TASK DIRECTIONS | Omit the pictures. Print each entry below exactly.

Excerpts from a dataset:
#####
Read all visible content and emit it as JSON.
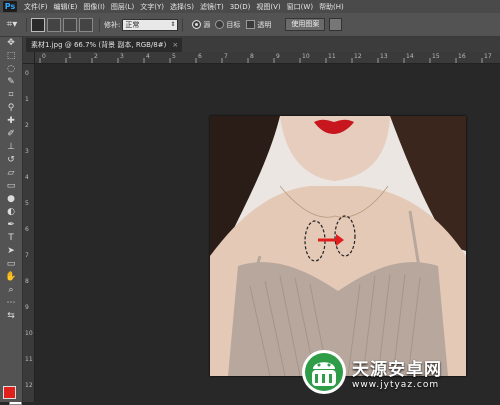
{
  "app": {
    "logo": "Ps"
  },
  "menu": [
    "文件(F)",
    "编辑(E)",
    "图像(I)",
    "图层(L)",
    "文字(Y)",
    "选择(S)",
    "滤镜(T)",
    "3D(D)",
    "视图(V)",
    "窗口(W)",
    "帮助(H)"
  ],
  "options": {
    "tool_icon": "patch-tool-icon",
    "patch_label": "修补:",
    "patch_mode": "正常",
    "source_label": "源",
    "dest_label": "目标",
    "transparent_label": "透明",
    "use_pattern_label": "使用图案"
  },
  "document": {
    "tab_title": "素材1.jpg @ 66.7% (背景 副本, RGB/8#)",
    "tab_close": "×"
  },
  "ruler": {
    "h_labels": [
      "0",
      "1",
      "2",
      "3",
      "4",
      "5",
      "6",
      "7",
      "8",
      "9",
      "10",
      "11",
      "12",
      "13",
      "14",
      "15",
      "16",
      "17"
    ],
    "v_labels": [
      "0",
      "1",
      "2",
      "3",
      "4",
      "5",
      "6",
      "7",
      "8",
      "9",
      "10",
      "11",
      "12"
    ]
  },
  "colors": {
    "foreground": "#e0201a",
    "background": "#ffffff"
  },
  "watermark": {
    "title": "天源安卓网",
    "url": "www.jytyaz.com"
  }
}
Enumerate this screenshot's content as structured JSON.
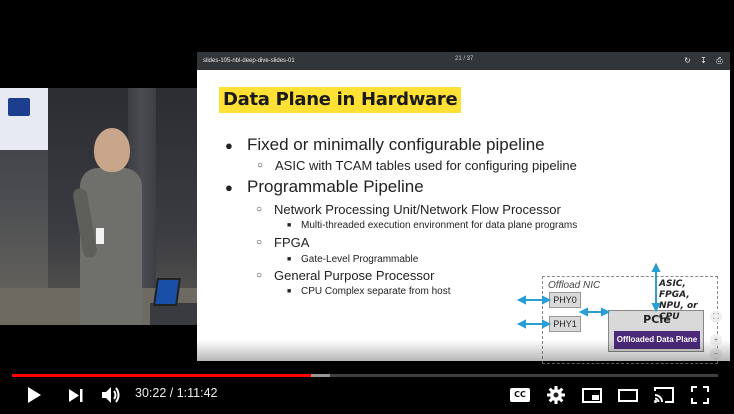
{
  "player": {
    "current_time": "30:22",
    "separator": " / ",
    "duration": "1:11:42",
    "progress_fraction": 0.423,
    "buffered_fraction": 0.451,
    "cc_label": "CC"
  },
  "pdf_viewer": {
    "filename": "slides-105-nbl-deep-dive-slides-01",
    "page_indicator": "21 / 37"
  },
  "slide": {
    "title": "Data Plane in Hardware",
    "bullets": [
      {
        "level": 1,
        "text": "Fixed or minimally configurable pipeline"
      },
      {
        "level": 2,
        "text": "ASIC with TCAM tables used for configuring pipeline"
      },
      {
        "level": 1,
        "text": "Programmable Pipeline"
      },
      {
        "level": 2,
        "text": "Network Processing Unit/Network Flow Processor"
      },
      {
        "level": 3,
        "text": "Multi-threaded execution environment for data plane programs"
      },
      {
        "level": 2,
        "text": "FPGA"
      },
      {
        "level": 3,
        "text": "Gate-Level Programmable"
      },
      {
        "level": 2,
        "text": "General Purpose Processor"
      },
      {
        "level": 3,
        "text": "CPU Complex separate from host"
      }
    ],
    "diagram": {
      "nic_label": "Offload NIC",
      "phy0": "PHY0",
      "phy1": "PHY1",
      "pcie": "PCIe",
      "offloaded": "Offloaded Data Plane",
      "asic_label": "ASIC, FPGA, NPU, or CPU"
    }
  },
  "colors": {
    "progress_played": "#ff0000",
    "title_highlight": "#ffe135",
    "offload_box": "#4b2a7a",
    "arrow": "#2a9fd6"
  }
}
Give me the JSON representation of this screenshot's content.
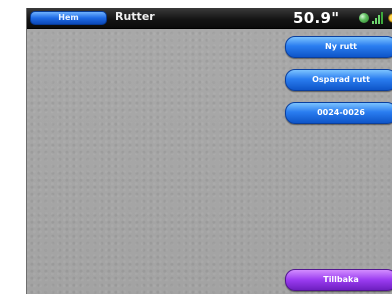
{
  "header": {
    "home_label": "Hem",
    "title": "Rutter",
    "depth_value": "50.9\"",
    "status_icons": [
      "gps-icon",
      "signal-icon",
      "settings-icon"
    ]
  },
  "menu": {
    "buttons": [
      {
        "label": "Ny rutt"
      },
      {
        "label": "Osparad rutt"
      },
      {
        "label": "0024-0026"
      }
    ],
    "back_label": "Tillbaka"
  },
  "colors": {
    "screen_bg": "#a6a6a6",
    "header_bg": "#151515",
    "button_blue": "#2a7df0",
    "button_purple": "#9a3bf0"
  }
}
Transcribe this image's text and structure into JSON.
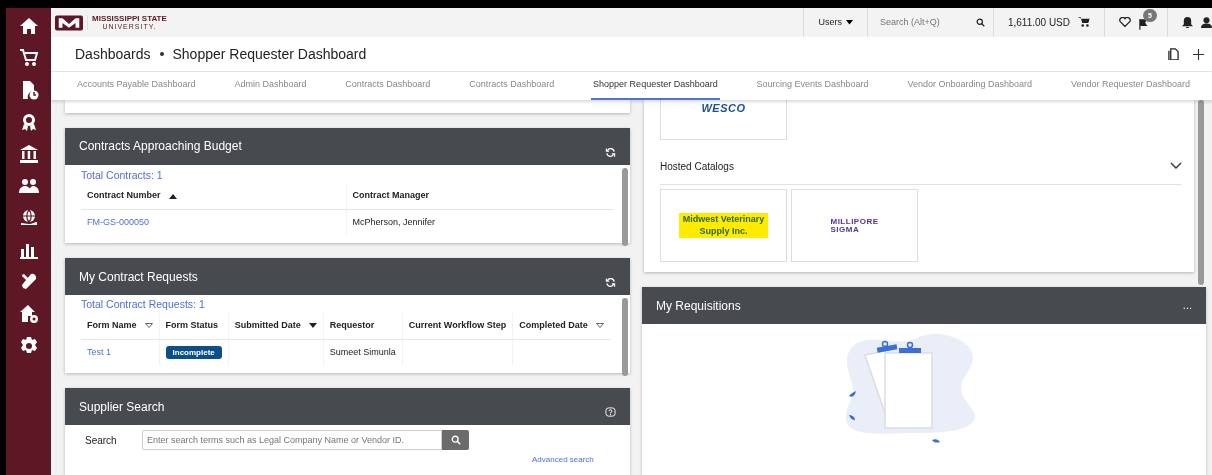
{
  "logo": {
    "name": "MISSISSIPPI STATE",
    "sub": "UNIVERSITY."
  },
  "sidebar": {
    "items": [
      {
        "kind": "home"
      },
      {
        "kind": "cart"
      },
      {
        "kind": "document"
      },
      {
        "kind": "award"
      },
      {
        "kind": "bank"
      },
      {
        "kind": "people"
      },
      {
        "kind": "globe"
      },
      {
        "kind": "chart"
      },
      {
        "kind": "tools"
      },
      {
        "kind": "house"
      },
      {
        "kind": "gear"
      }
    ]
  },
  "topbar": {
    "users_menu": "Users",
    "search": {
      "placeholder": "Search (Alt+Q)"
    },
    "cart_total": "1,611.00 USD",
    "flag_badge": "5"
  },
  "breadcrumb": [
    "Dashboards",
    "Shopper Requester Dashboard"
  ],
  "tabs": [
    {
      "label": "Accounts Payable Dashboard",
      "selected": false
    },
    {
      "label": "Admin Dashboard",
      "selected": false
    },
    {
      "label": "Contracts Dashboard",
      "selected": false
    },
    {
      "label": "Contracts Dashboard",
      "selected": false
    },
    {
      "label": "Shopper Requester Dashboard",
      "selected": true
    },
    {
      "label": "Sourcing Events Dashboard",
      "selected": false
    },
    {
      "label": "Vendor Onboarding Dashboard",
      "selected": false
    },
    {
      "label": "Vendor Requester Dashboard",
      "selected": false
    }
  ],
  "contracts_budget": {
    "title": "Contracts Approaching Budget",
    "total": "Total Contracts: 1",
    "columns": [
      {
        "label": "Contract Number",
        "kind": "ascending"
      },
      {
        "label": "Contract Manager",
        "kind": "plain"
      }
    ],
    "rows": [
      [
        "FM-GS-000050",
        "McPherson, Jennifer"
      ]
    ]
  },
  "contract_requests": {
    "title": "My Contract Requests",
    "total": "Total Contract Requests: 1",
    "columns": [
      {
        "label": "Form Name",
        "kind": "sortable"
      },
      {
        "label": "Form Status",
        "kind": "plain"
      },
      {
        "label": "Submitted Date",
        "kind": "descending"
      },
      {
        "label": "Requestor",
        "kind": "plain"
      },
      {
        "label": "Current Workflow Step",
        "kind": "plain"
      },
      {
        "label": "Completed Date",
        "kind": "sortable"
      }
    ],
    "rows": [
      {
        "form_name": "Test 1",
        "status": "Incomplete",
        "requestor": "Sumeet Simunla"
      }
    ]
  },
  "supplier_search": {
    "title": "Supplier Search",
    "label": "Search",
    "placeholder": "Enter search terms such as Legal Company Name or Vendor ID.",
    "advanced": "Advanced search"
  },
  "catalogs": {
    "punchout_logo": "WESCO",
    "hosted_title": "Hosted Catalogs",
    "expanded": true,
    "hosted": [
      {
        "kind": "highlight",
        "lines": [
          "Midwest Veterinary",
          "Supply Inc."
        ]
      },
      {
        "kind": "logo",
        "lines": [
          "MILLIPORE",
          "SIGMA"
        ]
      }
    ]
  },
  "requisitions": {
    "title": "My Requisitions",
    "menu": "..."
  }
}
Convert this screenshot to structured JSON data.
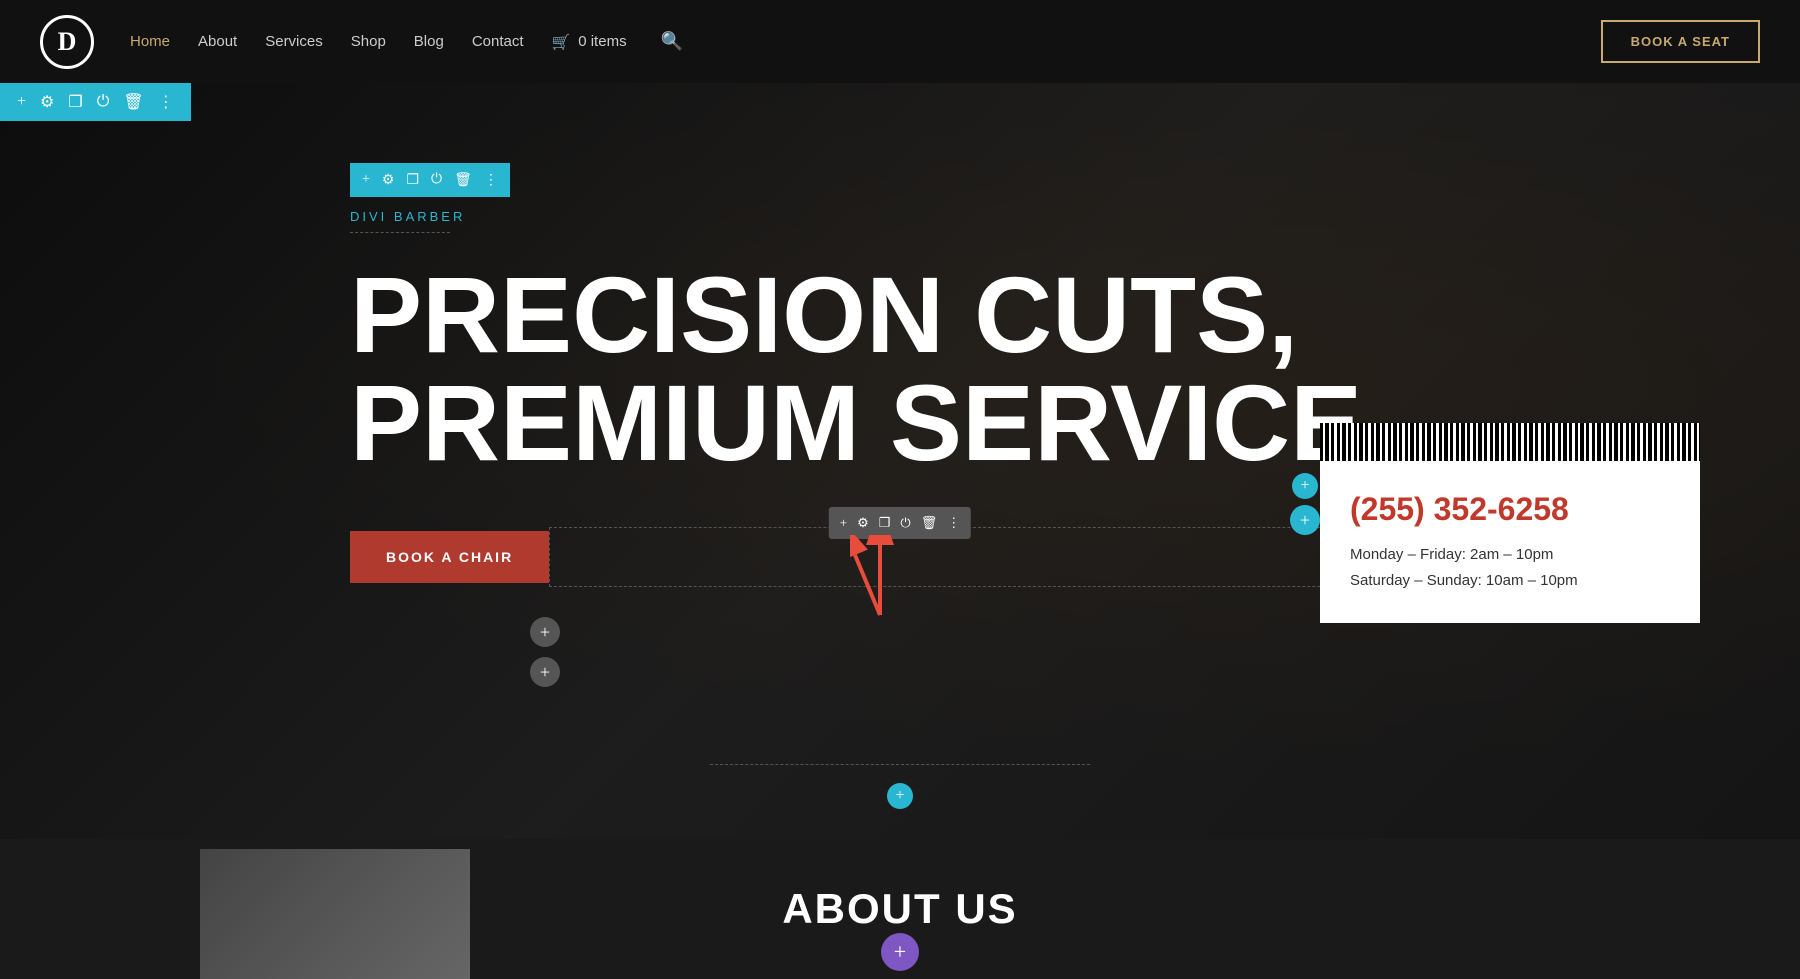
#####
EXERCISE RESULT |
Read all visible content and emit it as JSON.
{
  "app": {
    "logo": "Ps"
  },
  "menu": [
    "文件(F)",
    "编辑(E)",
    "图像(I)",
    "图层(L)",
    "文字(Y)",
    "选择(S)",
    "滤镜(T)",
    "3D(D)",
    "视图(V)",
    "窗口(W)",
    "帮助(H)"
  ],
  "options": {
    "tool_icon": "patch-tool-icon",
    "patch_label": "修补:",
    "patch_mode": "正常",
    "source_label": "源",
    "dest_label": "目标",
    "transparent_label": "透明",
    "use_pattern_label": "使用图案"
  },
  "document": {
    "tab_title": "素材1.jpg @ 66.7% (背景 副本, RGB/8#)",
    "tab_close": "×"
  },
  "ruler": {
    "h_labels": [
      "0",
      "1",
      "2",
      "3",
      "4",
      "5",
      "6",
      "7",
      "8",
      "9",
      "10",
      "11",
      "12",
      "13",
      "14",
      "15",
      "16",
      "17"
    ],
    "v_labels": [
      "0",
      "1",
      "2",
      "3",
      "4",
      "5",
      "6",
      "7",
      "8",
      "9",
      "10",
      "11",
      "12"
    ]
  },
  "colors": {
    "foreground": "#e0201a",
    "background": "#ffffff"
  },
  "watermark": {
    "title": "天源安卓网",
    "url": "www.jytyaz.com"
  }
}
Enumerate this screenshot's content as structured JSON.
{
  "player": {
    "current_time": "30:22",
    "separator": " / ",
    "duration": "1:11:42",
    "progress_fraction": 0.423,
    "buffered_fraction": 0.451,
    "cc_label": "CC"
  },
  "pdf_viewer": {
    "filename": "slides-105-nbl-deep-dive-slides-01",
    "page_indicator": "21 / 37"
  },
  "slide": {
    "title": "Data Plane in Hardware",
    "bullets": [
      {
        "level": 1,
        "text": "Fixed or minimally configurable pipeline"
      },
      {
        "level": 2,
        "text": "ASIC with TCAM tables used for configuring pipeline"
      },
      {
        "level": 1,
        "text": "Programmable Pipeline"
      },
      {
        "level": 2,
        "text": "Network Processing Unit/Network Flow Processor"
      },
      {
        "level": 3,
        "text": "Multi-threaded execution environment for data plane programs"
      },
      {
        "level": 2,
        "text": "FPGA"
      },
      {
        "level": 3,
        "text": "Gate-Level Programmable"
      },
      {
        "level": 2,
        "text": "General Purpose Processor"
      },
      {
        "level": 3,
        "text": "CPU Complex separate from host"
      }
    ],
    "diagram": {
      "nic_label": "Offload NIC",
      "phy0": "PHY0",
      "phy1": "PHY1",
      "pcie": "PCIe",
      "offloaded": "Offloaded Data Plane",
      "asic_label": "ASIC, FPGA, NPU, or CPU"
    }
  },
  "colors": {
    "progress_played": "#ff0000",
    "title_highlight": "#ffe135",
    "offload_box": "#4b2a7a",
    "arrow": "#2a9fd6"
  }
}
Give me the JSON representation of this screenshot's content.
{
  "header": {
    "home_label": "Hem",
    "title": "Rutter",
    "depth_value": "50.9\"",
    "status_icons": [
      "gps-icon",
      "signal-icon",
      "settings-icon"
    ]
  },
  "menu": {
    "buttons": [
      {
        "label": "Ny rutt"
      },
      {
        "label": "Osparad rutt"
      },
      {
        "label": "0024-0026"
      }
    ],
    "back_label": "Tillbaka"
  },
  "colors": {
    "screen_bg": "#a6a6a6",
    "header_bg": "#151515",
    "button_blue": "#2a7df0",
    "button_purple": "#9a3bf0"
  }
}
Transcribe this image's text and structure into JSON.
{
  "logo": {
    "name": "MISSISSIPPI STATE",
    "sub": "UNIVERSITY."
  },
  "sidebar": {
    "items": [
      {
        "kind": "home"
      },
      {
        "kind": "cart"
      },
      {
        "kind": "document"
      },
      {
        "kind": "award"
      },
      {
        "kind": "bank"
      },
      {
        "kind": "people"
      },
      {
        "kind": "globe"
      },
      {
        "kind": "chart"
      },
      {
        "kind": "tools"
      },
      {
        "kind": "house"
      },
      {
        "kind": "gear"
      }
    ]
  },
  "topbar": {
    "users_menu": "Users",
    "search": {
      "placeholder": "Search (Alt+Q)"
    },
    "cart_total": "1,611.00 USD",
    "flag_badge": "5"
  },
  "breadcrumb": [
    "Dashboards",
    "Shopper Requester Dashboard"
  ],
  "tabs": [
    {
      "label": "Accounts Payable Dashboard",
      "selected": false
    },
    {
      "label": "Admin Dashboard",
      "selected": false
    },
    {
      "label": "Contracts Dashboard",
      "selected": false
    },
    {
      "label": "Contracts Dashboard",
      "selected": false
    },
    {
      "label": "Shopper Requester Dashboard",
      "selected": true
    },
    {
      "label": "Sourcing Events Dashboard",
      "selected": false
    },
    {
      "label": "Vendor Onboarding Dashboard",
      "selected": false
    },
    {
      "label": "Vendor Requester Dashboard",
      "selected": false
    }
  ],
  "contracts_budget": {
    "title": "Contracts Approaching Budget",
    "total": "Total Contracts: 1",
    "columns": [
      {
        "label": "Contract Number",
        "kind": "ascending"
      },
      {
        "label": "Contract Manager",
        "kind": "plain"
      }
    ],
    "rows": [
      [
        "FM-GS-000050",
        "McPherson, Jennifer"
      ]
    ]
  },
  "contract_requests": {
    "title": "My Contract Requests",
    "total": "Total Contract Requests: 1",
    "columns": [
      {
        "label": "Form Name",
        "kind": "sortable"
      },
      {
        "label": "Form Status",
        "kind": "plain"
      },
      {
        "label": "Submitted Date",
        "kind": "descending"
      },
      {
        "label": "Requestor",
        "kind": "plain"
      },
      {
        "label": "Current Workflow Step",
        "kind": "plain"
      },
      {
        "label": "Completed Date",
        "kind": "sortable"
      }
    ],
    "rows": [
      {
        "form_name": "Test 1",
        "status": "Incomplete",
        "requestor": "Sumeet Simunla"
      }
    ]
  },
  "supplier_search": {
    "title": "Supplier Search",
    "label": "Search",
    "placeholder": "Enter search terms such as Legal Company Name or Vendor ID.",
    "advanced": "Advanced search"
  },
  "catalogs": {
    "punchout_logo": "WESCO",
    "hosted_title": "Hosted Catalogs",
    "expanded": true,
    "hosted": [
      {
        "kind": "highlight",
        "lines": [
          "Midwest Veterinary",
          "Supply Inc."
        ]
      },
      {
        "kind": "logo",
        "lines": [
          "MILLIPORE",
          "SIGMA"
        ]
      }
    ]
  },
  "requisitions": {
    "title": "My Requisitions",
    "menu": "..."
  }
}
Convert this screenshot to structured JSON data.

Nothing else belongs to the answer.